The bibliographies in today’s international relations texts rarely include anything published before about 1990, but there is one work still regularly listed and discussed that appeared as long ago as 1939. Why has E.?H. Carr’s The Twenty Years’ Crisis (like his 1961 bestseller, What Is History?) exercised such enduring appeal? What made Bernard Crick say that, of all the books he had read, this was the one that had possibly influenced him most?
To me, as a student in the 1950s, part of its appeal lay in its penetrating analysis of the interwar years, a period that aroused (as it still does) great curiosity and controversy. Carr explains the deep underlying reasons why the dissatisfied powers of 1918 could see little or no “harmony of interests” with the victors; why such promising steps as the Locarno Treaty of 1925 and Germany’s subsequent admission to the League of Nations reflected no more than transient stages in a changing balance of power; and why the world economic crisis of the 1930s stimulated mounting waves of international conflict, culminating in a new war. Another reason for the book’s appeal has been the force of Carr’s polemic against the doctrines and approaches current in the 1930s in the still-fledgeling academic field of international relations. Carr spent 20 years in the Foreign Office before becoming the Woodrow Wilson professor at Aberystwyth in 1936. He was appalled by the yawning gap between the “real” world of international politics as he knew it from the inside, and its Utopian portrayal by academics including Arnold Toynbee, Alfred Zimmern and the eminent lawyer Hans Lauterpacht, or by League of Nations enthusiasts such as Lord Robert Cecil. He demolished for ever the illusion that the international jungle of power politics could be tamed by institutions, the rule of law or a higher morality on the part of world leaders, unless the policies adopted took account of the factor of power.

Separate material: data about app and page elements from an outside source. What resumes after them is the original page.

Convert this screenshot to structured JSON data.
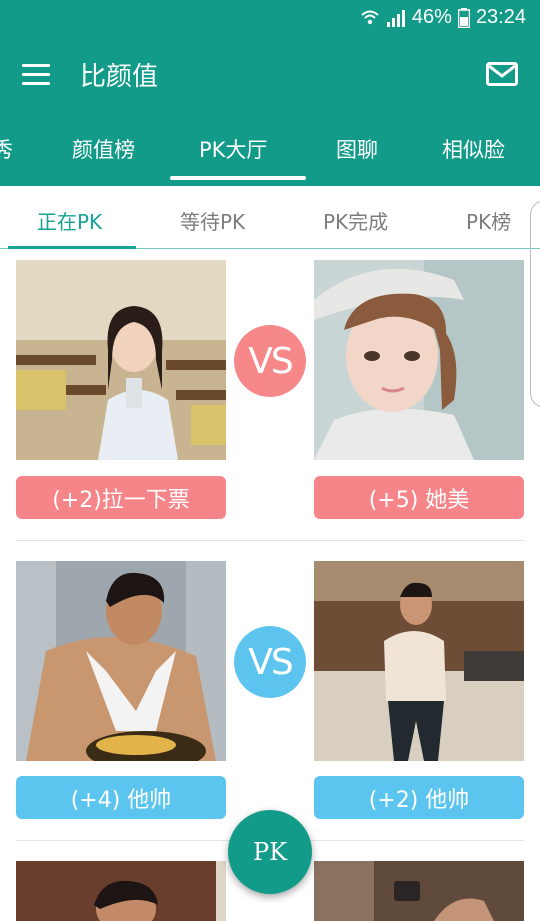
{
  "status": {
    "battery": "46%",
    "time": "23:24"
  },
  "app": {
    "title": "比颜值",
    "menu_icon": "hamburger-menu-icon",
    "mail_icon": "mail-icon"
  },
  "tabs": [
    {
      "label": "秀"
    },
    {
      "label": "颜值榜"
    },
    {
      "label": "PK大厅",
      "active": true
    },
    {
      "label": "图聊"
    },
    {
      "label": "相似脸"
    }
  ],
  "subtabs": [
    {
      "label": "正在PK",
      "active": true
    },
    {
      "label": "等待PK"
    },
    {
      "label": "PK完成"
    },
    {
      "label": "PK榜"
    }
  ],
  "battles": [
    {
      "vs_label": "VS",
      "vs_color": "#f7888a",
      "left": {
        "vote_label": "(+2)拉一下票",
        "button_color": "#f6858a"
      },
      "right": {
        "vote_label": "(+5)  她美",
        "button_color": "#f6858a"
      }
    },
    {
      "vs_label": "VS",
      "vs_color": "#5cc4ef",
      "left": {
        "vote_label": "(+4)  他帅",
        "button_color": "#5bc5f0"
      },
      "right": {
        "vote_label": "(+2)  他帅",
        "button_color": "#5bc5f0"
      }
    }
  ],
  "fab": {
    "label": "PK"
  },
  "colors": {
    "primary": "#139b8a",
    "accent": "#17a396"
  }
}
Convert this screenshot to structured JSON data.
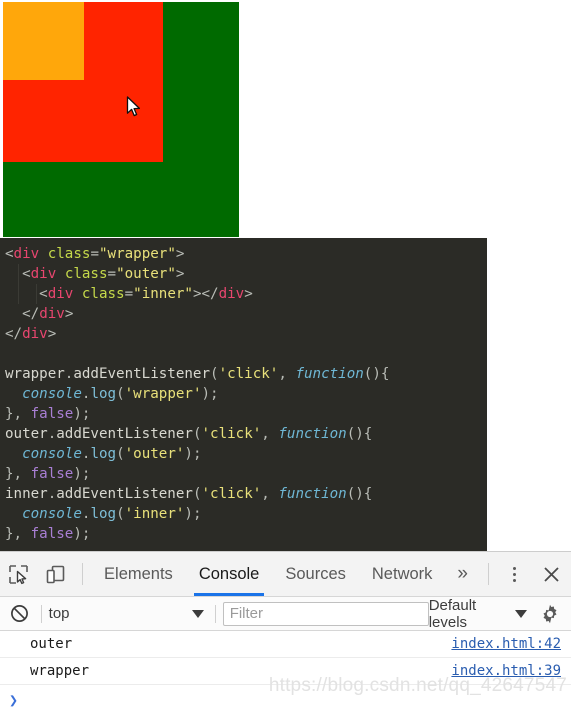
{
  "demo": {
    "boxes": [
      {
        "name": "wrapper",
        "color": "#006a00"
      },
      {
        "name": "outer",
        "color": "#ff2400"
      },
      {
        "name": "inner",
        "color": "#ffa70b"
      }
    ],
    "cursor_icon": "arrow-pointer"
  },
  "code": {
    "html_lines": [
      "<div class=\"wrapper\">",
      "  <div class=\"outer\">",
      "    <div class=\"inner\"></div>",
      "  </div>",
      "</div>"
    ],
    "js_lines": [
      "wrapper.addEventListener('click', function(){",
      "  console.log('wrapper');",
      "}, false);",
      "outer.addEventListener('click', function(){",
      "  console.log('outer');",
      "}, false);",
      "inner.addEventListener('click', function(){",
      "  console.log('inner');",
      "}, false);"
    ]
  },
  "devtools": {
    "left_icons": [
      {
        "name": "inspect-element-icon",
        "title": "Inspect"
      },
      {
        "name": "device-toolbar-icon",
        "title": "Toggle device toolbar"
      }
    ],
    "tabs": [
      {
        "label": "Elements",
        "active": false
      },
      {
        "label": "Console",
        "active": true
      },
      {
        "label": "Sources",
        "active": false
      },
      {
        "label": "Network",
        "active": false
      }
    ],
    "more_tabs_label": "»",
    "kebab_icon": "more-options-icon",
    "close_icon": "close-icon",
    "accent_color": "#1a73e8"
  },
  "console_toolbar": {
    "clear_icon": "clear-console-icon",
    "context": {
      "value": "top",
      "caret": "▼"
    },
    "filter": {
      "value": "",
      "placeholder": "Filter"
    },
    "levels": {
      "value": "Default levels",
      "caret": "▼"
    },
    "settings_icon": "gear-icon"
  },
  "console": {
    "messages": [
      {
        "text": "outer",
        "source": "index.html:42"
      },
      {
        "text": "wrapper",
        "source": "index.html:39"
      }
    ],
    "prompt_symbol": "❯"
  },
  "watermark": {
    "text": "https://blog.csdn.net/qq_42647547"
  }
}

However, Carr’s message, though sometimes misunderstood, went far beyond the precepts of crude realism. In this book and later he advocated national and international economic planning, respect for justice as well as power, and international behaviour that recognised the existence of a “society of states” (though he disputed this concept’s descriptive validity).
One of the proofs of the canonical status of The Twenty Years’ Crisis (which has appeared in numerous foreign translations) is the massive flow of commentary, dissent, elucidation and extrapolation it has provoked in its 70-year existence. In the latest edition (Palgrave, 2001), Michael Cox, the editor, accompanies the text with an illuminating discussion giving references to more than a hundred books and articles relating to Carr’s work. Of how many 20th-century books could this be said?

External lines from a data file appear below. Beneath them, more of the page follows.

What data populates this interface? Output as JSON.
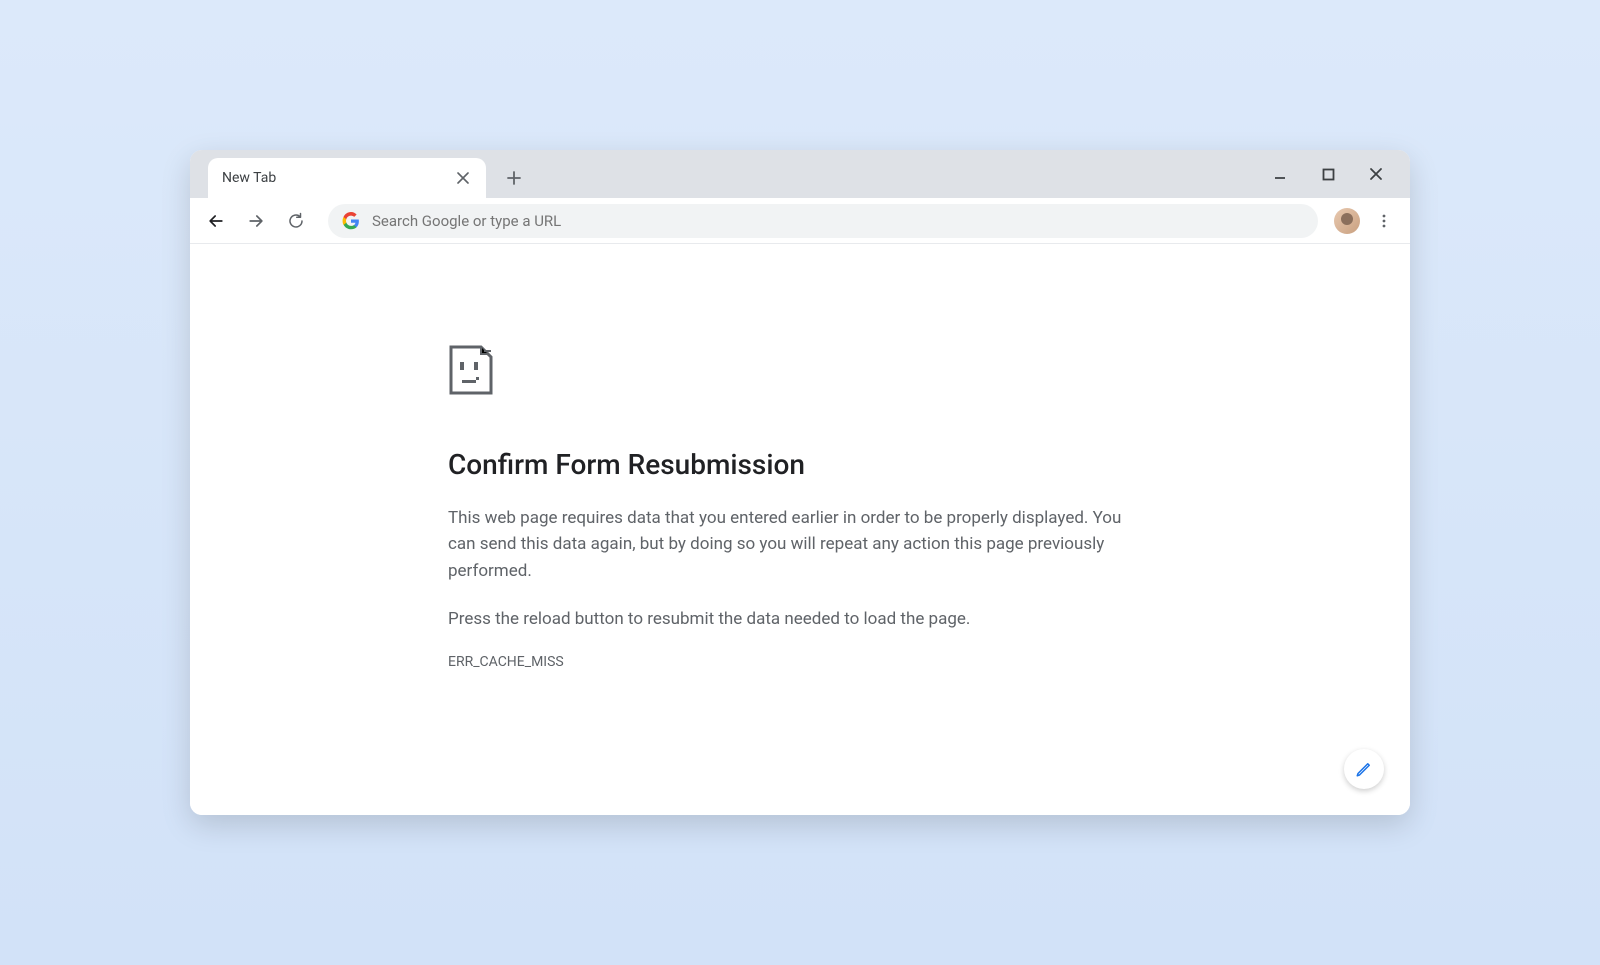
{
  "tab": {
    "title": "New Tab"
  },
  "omnibox": {
    "placeholder": "Search Google or type a URL"
  },
  "error": {
    "title": "Confirm Form Resubmission",
    "p1": "This web page requires data that you entered earlier in order to be properly displayed. You can send this data again, but by doing so you will repeat any action this page previously performed.",
    "p2": "Press the reload button to resubmit the data needed to load the page.",
    "code": "ERR_CACHE_MISS"
  }
}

To end with an experience that gave me a pleasing personal link with the great work: when I became an assistant lecturer at Aberystwyth in 1959, my first book was typed by Miss Morris, the redoubtable departmental secretary who, two decades earlier, had typed The Twenty Years’ Crisis.